It all began with the We Are All Treaty People Gathering held on June 5-8, 2021, an event planned and supported by several grassroots and non-profit organizations, it was a beautiful, inspiring, and empowering gathering. We convened for three days in Waubun, MN. Native culture and treaty knowledge were shared to build understanding and respect for Native communities, treaties and our obligations as treaty partners were also discussed. Countless relationships were inspired & born, it was a beautiful three days.
Immediately following the Treaty People Gathering we, along with Jane Fonda, met at the Mississippi bridge near the LaSalle State Park where we marched, sang, and prayed for the Nibi. Soon after, we followed our hearts and occupied the Line 3 easement in a prayer ceremony. We invited our treaty partners/allies and held space collectively in peace and prayer. We asserted our collective treaty rights along with our right to freedom of religion and together we held space for eight peaceful days. We stopped construction for those eight days, I’m sure Mother Nature thanked us.
Our non-native treaty partners prayed with us and amplified our struggle and gave voice to our story. This story includes all of us, mitakuye owasin which means we are all related. We showed the world what it looks like to honor treaties and to live in peace as neighbors as the treaties intended. We followed our original instructions and became guardians of all that is sacred, we were protectors of the Nibi and keepers of the 1855 Treaty.
What those eight days accomplished…
We controlled the narrative for the eight days, denied Enbridge’s eviction notice with the sheriffs’ support, we also respected the sheriff during our occupation/defiance and held back the Northern Lights Task force twice. We exited under our own terms under the sole jurisdiction of the Clearwater sheriff’s department. Our occupation was in peace as we honored each other and the 1855 Treaty.

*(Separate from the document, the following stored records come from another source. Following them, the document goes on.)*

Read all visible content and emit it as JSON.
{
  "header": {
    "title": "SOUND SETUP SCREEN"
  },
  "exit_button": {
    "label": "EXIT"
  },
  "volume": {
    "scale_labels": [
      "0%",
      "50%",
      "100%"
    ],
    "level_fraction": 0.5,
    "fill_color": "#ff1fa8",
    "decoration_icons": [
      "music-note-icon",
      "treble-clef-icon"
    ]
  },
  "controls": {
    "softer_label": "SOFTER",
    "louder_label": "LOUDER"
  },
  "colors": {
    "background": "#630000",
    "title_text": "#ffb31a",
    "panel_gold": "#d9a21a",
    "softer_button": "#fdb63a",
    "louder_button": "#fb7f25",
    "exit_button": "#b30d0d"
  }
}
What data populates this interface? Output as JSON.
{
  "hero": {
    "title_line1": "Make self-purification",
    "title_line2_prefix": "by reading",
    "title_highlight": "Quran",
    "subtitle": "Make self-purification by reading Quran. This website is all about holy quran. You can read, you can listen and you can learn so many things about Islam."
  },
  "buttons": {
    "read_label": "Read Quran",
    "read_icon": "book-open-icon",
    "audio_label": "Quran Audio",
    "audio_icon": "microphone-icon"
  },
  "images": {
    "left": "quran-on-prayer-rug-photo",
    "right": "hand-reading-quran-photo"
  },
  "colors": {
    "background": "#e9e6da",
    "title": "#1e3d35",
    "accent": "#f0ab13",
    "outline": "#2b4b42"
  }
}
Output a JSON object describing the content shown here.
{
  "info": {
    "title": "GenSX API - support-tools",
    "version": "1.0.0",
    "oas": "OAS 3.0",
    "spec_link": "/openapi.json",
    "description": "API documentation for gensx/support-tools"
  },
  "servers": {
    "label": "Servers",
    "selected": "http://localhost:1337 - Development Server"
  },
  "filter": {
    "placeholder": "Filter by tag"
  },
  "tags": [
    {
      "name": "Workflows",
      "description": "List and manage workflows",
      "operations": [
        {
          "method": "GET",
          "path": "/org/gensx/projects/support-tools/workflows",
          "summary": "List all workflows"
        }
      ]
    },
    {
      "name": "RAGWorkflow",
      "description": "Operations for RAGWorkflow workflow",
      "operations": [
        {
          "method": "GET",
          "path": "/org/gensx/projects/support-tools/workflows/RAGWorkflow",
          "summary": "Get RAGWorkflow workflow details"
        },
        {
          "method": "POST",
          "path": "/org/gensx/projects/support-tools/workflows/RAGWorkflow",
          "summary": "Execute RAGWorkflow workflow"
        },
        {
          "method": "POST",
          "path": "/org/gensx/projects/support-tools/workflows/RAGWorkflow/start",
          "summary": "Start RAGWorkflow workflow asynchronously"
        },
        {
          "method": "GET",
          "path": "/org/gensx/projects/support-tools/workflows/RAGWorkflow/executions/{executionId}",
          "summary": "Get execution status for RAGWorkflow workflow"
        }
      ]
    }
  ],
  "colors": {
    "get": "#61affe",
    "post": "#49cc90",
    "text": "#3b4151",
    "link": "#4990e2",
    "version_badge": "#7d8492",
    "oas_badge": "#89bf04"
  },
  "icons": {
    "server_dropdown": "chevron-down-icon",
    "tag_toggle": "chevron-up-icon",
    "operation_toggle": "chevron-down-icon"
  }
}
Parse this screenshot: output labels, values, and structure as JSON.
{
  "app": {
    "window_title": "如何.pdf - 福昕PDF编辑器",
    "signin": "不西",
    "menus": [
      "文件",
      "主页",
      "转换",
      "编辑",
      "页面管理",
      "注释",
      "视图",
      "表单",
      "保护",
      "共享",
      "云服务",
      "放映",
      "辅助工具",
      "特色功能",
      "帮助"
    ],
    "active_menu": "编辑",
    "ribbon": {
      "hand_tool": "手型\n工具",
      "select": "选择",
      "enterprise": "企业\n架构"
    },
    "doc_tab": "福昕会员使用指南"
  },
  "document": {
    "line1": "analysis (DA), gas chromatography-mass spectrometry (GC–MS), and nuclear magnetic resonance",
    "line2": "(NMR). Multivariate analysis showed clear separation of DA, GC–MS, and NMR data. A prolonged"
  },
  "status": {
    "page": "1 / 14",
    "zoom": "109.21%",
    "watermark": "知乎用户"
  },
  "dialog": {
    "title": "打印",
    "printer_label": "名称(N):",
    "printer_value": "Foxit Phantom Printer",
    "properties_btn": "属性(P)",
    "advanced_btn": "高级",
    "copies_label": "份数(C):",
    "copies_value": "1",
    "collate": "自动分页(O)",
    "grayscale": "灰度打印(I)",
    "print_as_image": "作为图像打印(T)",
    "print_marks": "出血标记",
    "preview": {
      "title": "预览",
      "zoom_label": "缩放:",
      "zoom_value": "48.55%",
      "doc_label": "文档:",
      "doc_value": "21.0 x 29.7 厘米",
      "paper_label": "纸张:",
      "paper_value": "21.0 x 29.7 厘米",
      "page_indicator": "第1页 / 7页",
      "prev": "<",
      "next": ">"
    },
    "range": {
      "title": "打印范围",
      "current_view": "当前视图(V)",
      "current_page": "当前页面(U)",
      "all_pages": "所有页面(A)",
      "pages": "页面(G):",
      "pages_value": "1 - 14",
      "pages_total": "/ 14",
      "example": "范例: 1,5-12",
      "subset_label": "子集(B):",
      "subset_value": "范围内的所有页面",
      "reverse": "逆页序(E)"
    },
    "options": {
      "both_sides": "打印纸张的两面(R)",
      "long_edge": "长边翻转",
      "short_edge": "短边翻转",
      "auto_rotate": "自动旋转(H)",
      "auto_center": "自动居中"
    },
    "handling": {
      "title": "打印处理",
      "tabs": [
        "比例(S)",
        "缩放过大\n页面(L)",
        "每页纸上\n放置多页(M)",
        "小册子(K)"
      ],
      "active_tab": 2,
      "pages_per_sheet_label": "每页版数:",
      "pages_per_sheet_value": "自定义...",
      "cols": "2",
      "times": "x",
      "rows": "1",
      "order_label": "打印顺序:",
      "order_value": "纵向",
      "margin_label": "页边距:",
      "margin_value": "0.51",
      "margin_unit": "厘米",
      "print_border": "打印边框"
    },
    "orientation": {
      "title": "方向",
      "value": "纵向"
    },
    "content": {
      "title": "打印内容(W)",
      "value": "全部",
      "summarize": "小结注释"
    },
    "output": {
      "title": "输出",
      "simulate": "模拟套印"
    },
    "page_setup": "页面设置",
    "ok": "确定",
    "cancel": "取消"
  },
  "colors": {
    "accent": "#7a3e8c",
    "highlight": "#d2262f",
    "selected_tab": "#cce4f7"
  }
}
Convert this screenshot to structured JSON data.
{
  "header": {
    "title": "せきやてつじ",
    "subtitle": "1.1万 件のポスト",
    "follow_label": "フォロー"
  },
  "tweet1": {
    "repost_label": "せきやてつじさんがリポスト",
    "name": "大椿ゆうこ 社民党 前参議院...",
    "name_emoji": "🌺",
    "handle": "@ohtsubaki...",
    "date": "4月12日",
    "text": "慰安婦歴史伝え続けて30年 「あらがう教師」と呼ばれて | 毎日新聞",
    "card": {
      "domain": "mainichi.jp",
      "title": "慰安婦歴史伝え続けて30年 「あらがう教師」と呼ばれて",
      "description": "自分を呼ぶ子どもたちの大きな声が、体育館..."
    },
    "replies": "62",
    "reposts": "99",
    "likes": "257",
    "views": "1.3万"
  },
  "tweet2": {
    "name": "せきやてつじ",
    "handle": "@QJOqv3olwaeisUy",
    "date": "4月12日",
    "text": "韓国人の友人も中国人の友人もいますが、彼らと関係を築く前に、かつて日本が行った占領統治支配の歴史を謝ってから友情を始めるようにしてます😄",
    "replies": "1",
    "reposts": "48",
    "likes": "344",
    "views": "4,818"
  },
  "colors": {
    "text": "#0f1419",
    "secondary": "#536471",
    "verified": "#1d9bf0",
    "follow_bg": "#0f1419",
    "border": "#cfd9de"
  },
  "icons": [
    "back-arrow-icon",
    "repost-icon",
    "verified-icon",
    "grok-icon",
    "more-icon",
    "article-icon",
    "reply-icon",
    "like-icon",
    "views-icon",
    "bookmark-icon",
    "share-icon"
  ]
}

Fifty-one water protectors were cited with misdemeanor trespassing, some accepted a stay of adjudication, some cases were dismissed, and some of us are still waiting for dismissals. Asserting Treaties isn’t a crime and should never be tried as one. Treaties are the Supreme Law of the Land, Article 6 of the U.S. Constitution.
We feel hopeful, win or lose, we’ll continue to assert our Treaties, our sovereignty was never ceded.
The Firelight occupation was the beginning of what the new future looks like as treaty partners, a future we can all thrive in. The eight days spent together built everlasting relationships and continued We All Treaty People awareness, our good work continues as we continue to write our story. We hope you join us, we are a community.
The 1855 Firelight Encampment will be forever in my heart, I’ll never forget. Firelight was a loving & caring space I still hold dear to my heart. Miigwech for the courage and solidarity to those who stood with us and/or supported Camp Firelight. We couldn’t have done it without you, when we stand together we don’t stand alone. This is more than a pipeline, Treaties Matter and We Are All Treaty People.